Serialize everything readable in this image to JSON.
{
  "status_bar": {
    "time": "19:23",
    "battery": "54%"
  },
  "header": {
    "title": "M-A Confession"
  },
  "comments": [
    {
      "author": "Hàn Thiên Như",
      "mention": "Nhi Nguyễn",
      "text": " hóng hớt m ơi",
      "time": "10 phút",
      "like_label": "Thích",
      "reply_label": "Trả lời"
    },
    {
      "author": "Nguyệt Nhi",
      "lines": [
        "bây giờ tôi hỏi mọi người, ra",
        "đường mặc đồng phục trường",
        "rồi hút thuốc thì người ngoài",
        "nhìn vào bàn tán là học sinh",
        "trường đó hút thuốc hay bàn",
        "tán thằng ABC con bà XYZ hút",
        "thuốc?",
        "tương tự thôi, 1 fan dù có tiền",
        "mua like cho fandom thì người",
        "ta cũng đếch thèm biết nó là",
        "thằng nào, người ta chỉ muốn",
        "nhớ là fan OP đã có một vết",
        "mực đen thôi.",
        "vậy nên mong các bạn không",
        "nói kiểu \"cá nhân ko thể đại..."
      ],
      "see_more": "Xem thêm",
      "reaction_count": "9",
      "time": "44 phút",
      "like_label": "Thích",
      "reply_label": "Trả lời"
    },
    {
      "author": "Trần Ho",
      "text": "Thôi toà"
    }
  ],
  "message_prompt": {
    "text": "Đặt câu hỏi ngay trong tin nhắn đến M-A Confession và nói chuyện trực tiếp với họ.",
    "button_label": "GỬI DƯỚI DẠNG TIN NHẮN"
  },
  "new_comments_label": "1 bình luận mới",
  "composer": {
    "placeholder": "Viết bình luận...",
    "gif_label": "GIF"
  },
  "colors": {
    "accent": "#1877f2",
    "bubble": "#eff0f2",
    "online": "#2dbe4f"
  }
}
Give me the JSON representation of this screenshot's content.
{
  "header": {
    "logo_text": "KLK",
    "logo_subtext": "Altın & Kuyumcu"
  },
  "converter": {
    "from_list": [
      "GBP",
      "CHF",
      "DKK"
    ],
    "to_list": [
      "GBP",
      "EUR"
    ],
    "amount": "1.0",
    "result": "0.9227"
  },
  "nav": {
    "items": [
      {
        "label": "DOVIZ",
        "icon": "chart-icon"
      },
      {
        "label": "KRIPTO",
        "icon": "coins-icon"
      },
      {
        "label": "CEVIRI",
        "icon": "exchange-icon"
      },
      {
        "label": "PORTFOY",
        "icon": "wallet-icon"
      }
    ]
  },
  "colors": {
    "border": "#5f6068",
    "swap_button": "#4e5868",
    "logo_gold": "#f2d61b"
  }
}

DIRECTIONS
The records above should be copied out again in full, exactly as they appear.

RESULT FOR THIS TASK
Serialize everything readable in this image to JSON.
{
  "status_bar": {
    "time": "19:23",
    "battery": "54%"
  },
  "header": {
    "title": "M-A Confession"
  },
  "comments": [
    {
      "author": "Hàn Thiên Như",
      "mention": "Nhi Nguyễn",
      "text": " hóng hớt m ơi",
      "time": "10 phút",
      "like_label": "Thích",
      "reply_label": "Trả lời"
    },
    {
      "author": "Nguyệt Nhi",
      "lines": [
        "bây giờ tôi hỏi mọi người, ra",
        "đường mặc đồng phục trường",
        "rồi hút thuốc thì người ngoài",
        "nhìn vào bàn tán là học sinh",
        "trường đó hút thuốc hay bàn",
        "tán thằng ABC con bà XYZ hút",
        "thuốc?",
        "tương tự thôi, 1 fan dù có tiền",
        "mua like cho fandom thì người",
        "ta cũng đếch thèm biết nó là",
        "thằng nào, người ta chỉ muốn",
        "nhớ là fan OP đã có một vết",
        "mực đen thôi.",
        "vậy nên mong các bạn không",
        "nói kiểu \"cá nhân ko thể đại..."
      ],
      "see_more": "Xem thêm",
      "reaction_count": "9",
      "time": "44 phút",
      "like_label": "Thích",
      "reply_label": "Trả lời"
    },
    {
      "author": "Trần Ho",
      "text": "Thôi toà"
    }
  ],
  "message_prompt": {
    "text": "Đặt câu hỏi ngay trong tin nhắn đến M-A Confession và nói chuyện trực tiếp với họ.",
    "button_label": "GỬI DƯỚI DẠNG TIN NHẮN"
  },
  "new_comments_label": "1 bình luận mới",
  "composer": {
    "placeholder": "Viết bình luận...",
    "gif_label": "GIF"
  },
  "colors": {
    "accent": "#1877f2",
    "bubble": "#eff0f2",
    "online": "#2dbe4f"
  }
}
Give me the JSON representation of this screenshot's content.
{
  "header": {
    "logo_text": "KLK",
    "logo_subtext": "Altın & Kuyumcu"
  },
  "converter": {
    "from_list": [
      "GBP",
      "CHF",
      "DKK"
    ],
    "to_list": [
      "GBP",
      "EUR"
    ],
    "amount": "1.0",
    "result": "0.9227"
  },
  "nav": {
    "items": [
      {
        "label": "DOVIZ",
        "icon": "chart-icon"
      },
      {
        "label": "KRIPTO",
        "icon": "coins-icon"
      },
      {
        "label": "CEVIRI",
        "icon": "exchange-icon"
      },
      {
        "label": "PORTFOY",
        "icon": "wallet-icon"
      }
    ]
  },
  "colors": {
    "border": "#5f6068",
    "swap_button": "#4e5868",
    "logo_gold": "#f2d61b"
  }
}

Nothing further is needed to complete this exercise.